* Data to use *
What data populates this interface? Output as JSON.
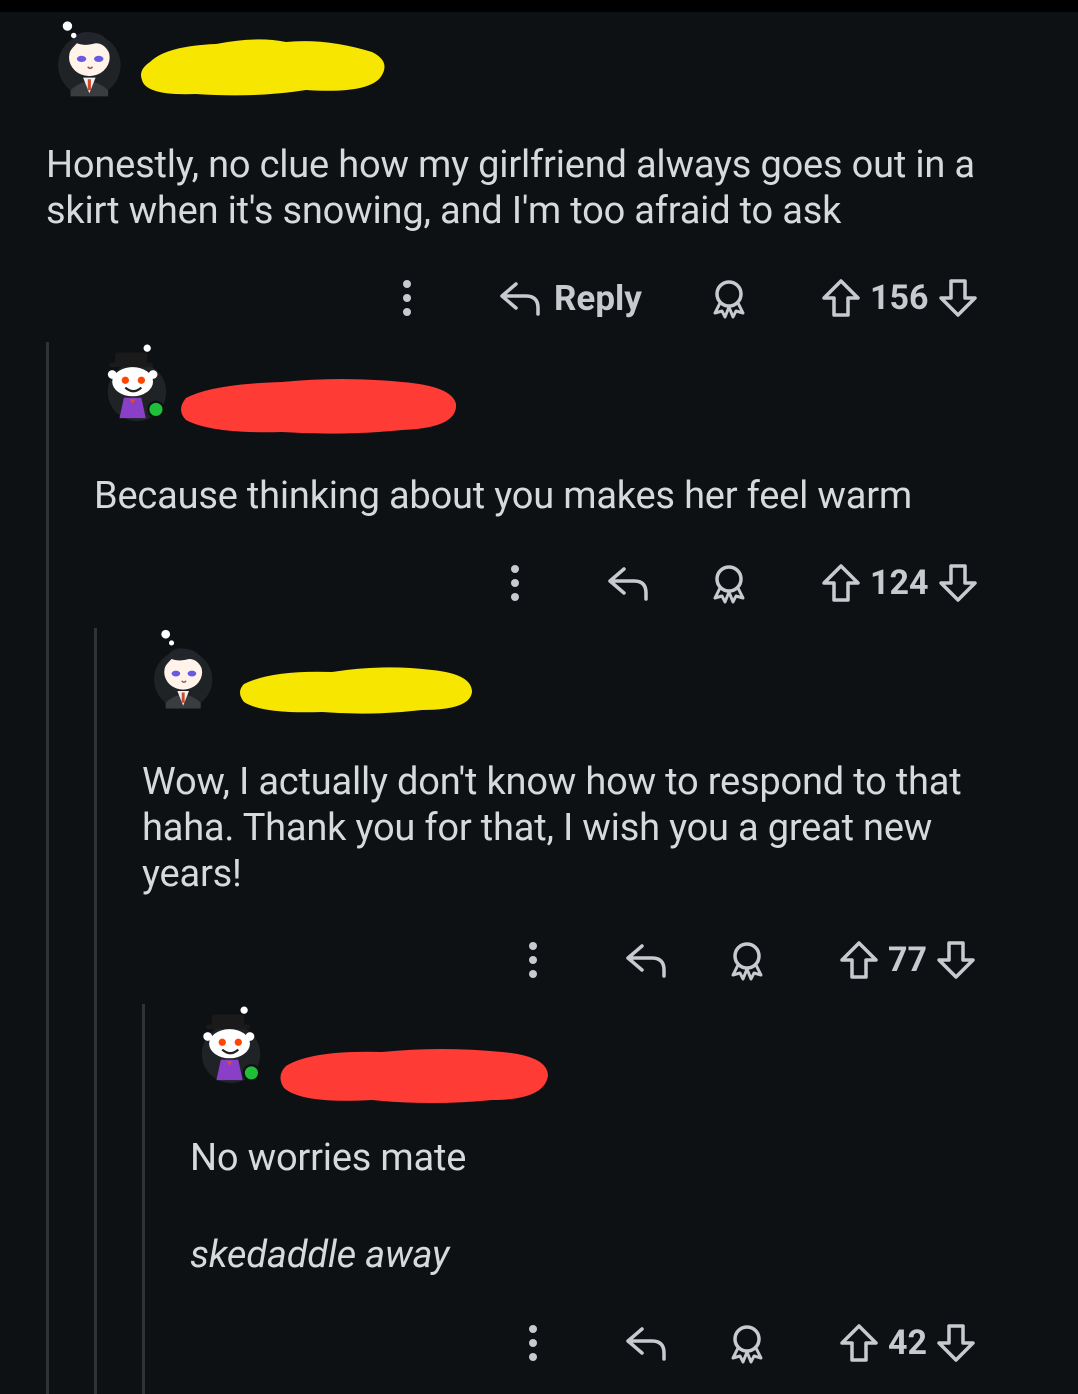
{
  "comments": [
    {
      "text": "Honestly, no clue how my girlfriend always goes out in a skirt when it's snowing, and I'm too afraid to ask",
      "reply_label": "Reply",
      "score": "156",
      "username_redaction_color": "#f7e600"
    },
    {
      "text": "Because thinking about you makes her feel warm",
      "score": "124",
      "username_redaction_color": "#ff3b36",
      "online": true
    },
    {
      "text": "Wow, I actually don't know how to respond to that haha. Thank you for that, I wish you a great new years!",
      "score": "77",
      "username_redaction_color": "#f7e600"
    },
    {
      "text": "No worries mate",
      "text_italic": "skedaddle away",
      "score": "42",
      "username_redaction_color": "#ff3b36",
      "online": true
    }
  ],
  "colors": {
    "background": "#0e1114",
    "text": "#d7dadc",
    "icon": "#c7cbcf",
    "thread_line": "#2f3336",
    "online": "#1fbf3a"
  },
  "icons": [
    "more-icon",
    "reply-icon",
    "award-icon",
    "upvote-icon",
    "downvote-icon"
  ]
}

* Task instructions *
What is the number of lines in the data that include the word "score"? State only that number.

* Exercise response *
4